The price of a barrel of West Texas Intermediate reached a 15-month high of $51.48 in trading yesterday after Russian President Vladimir Putin said his country is ready to join OPEC in limiting oil production. Crude has failed to add to those gains this morning as uncertainty over Russia's stance rose following comments from Rosneft PJSC Chief Executive Officer Igor Sechin who was cited by Reuters as saying his company won't curb output. IEA Executive Director Fatih Birol said that a rise in oil towards $60 a barrel would see a surge in U.S. production, while Goldman Sachs Group Inc. said the success of any agreement to cut oil production is still in doubt. WTI for November delivery was trading at $51.08 at 5:55 a.m. ET.
Pound slips below $1.23
The British pound slid for a fourth day and was trading at $1.2291 as of 6:09 a.m ET. Brexit Secretary David Davis said that the falling currency would provide a boost to exporters. The triggering of Article 50, which would start the Brexit process, is facing a legal challenge in London this week as Prime Minister Theresa May attempts to maintain the power to invoke the mechanism without holding a vote in parliament first.
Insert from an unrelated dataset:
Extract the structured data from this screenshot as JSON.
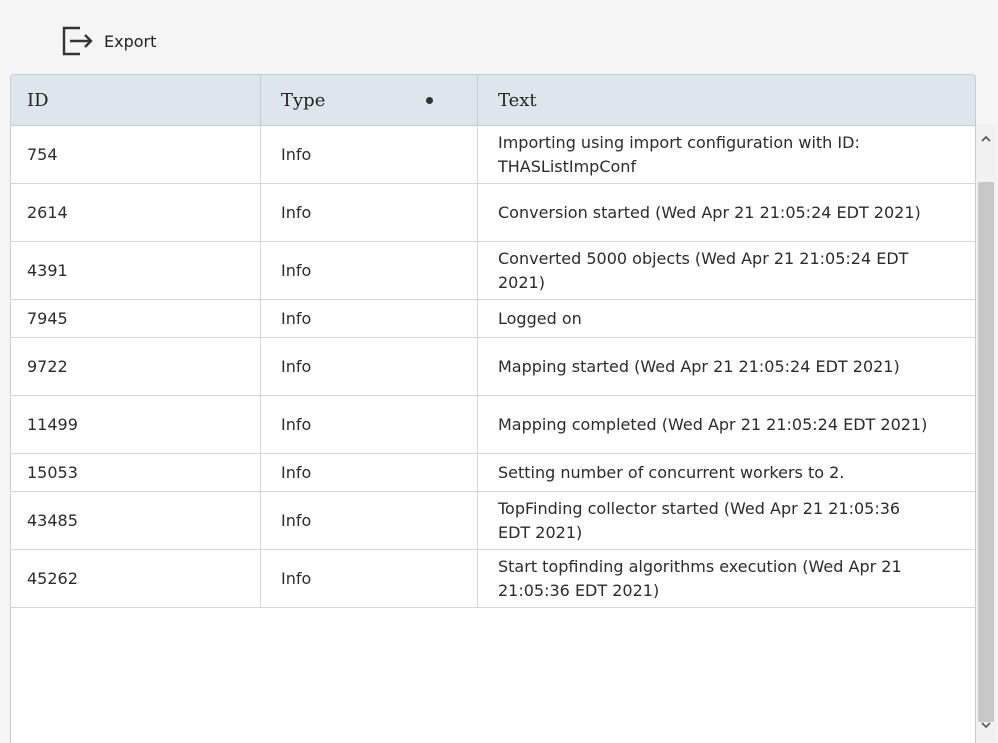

Samsung ends Note 7 production
Samsung Electronics Co. announced this morning that it is to end production of its Galaxy Note 7 after a revision of the phone failed to stop it from catching fire. The market value of the Korean electronics company plunged $17 billion overnight following the announcement. The problems at Samsung mean there is one less smartphone on the market coming into the Christmas shopping season, which may give Apple Inc.'s iPhone 7 and Google's recently launched Pixel device a lift.
The problems at Samsung hit Asian shares overnight, with the MSCI Asia Pacific Index dropping 0.6 percent. Japanese shares escaped the worst of the selloff, with the Topix index closing 0.4 percent higher, as shares were lifted by a declining yen. In Europe, the Stoxx 600 Index was 0.1 percent lower at 6:12. a.m. ET. S&P futures are down 3.75 points as of 6:32 ET.
Chinese currency and property worries
Chinese regulators are looking to cool speculation in the real estate market, according to people familiar with the matter. Concerns about fast-rising property values have prompted the central bank, the China Banking Regulatory Commission, and the China Securities Regulatory Commission, to curb inflows into speculative real estate funds. Meanwhile, Goldman is warning that Chinese currency outflows may be worse than they first appear, as there's been an uptick in yuan outflows (as opposed to dollar outflows). The currency is now at its weakest since September 2010.
What we've been reading
This is what's caught our eye over the last 24 hours.
- Stock markets should brace for disappointment, says HSBC's Laidler...
- ...While, on average, strategists see the FTSE 100 falling 5.9 percent by year end.
- Mark Carney is taking the Bank of England on tour.
- A $1 trillion paradigm shift is boosting demand for U.S. bills.
- One U.S. recession indicator looks a lot less scary on closer inspection.
- The South African rand plunges as finance minister is to be charged with fraud.
- Jobs data keeps Fed hawks sidelined.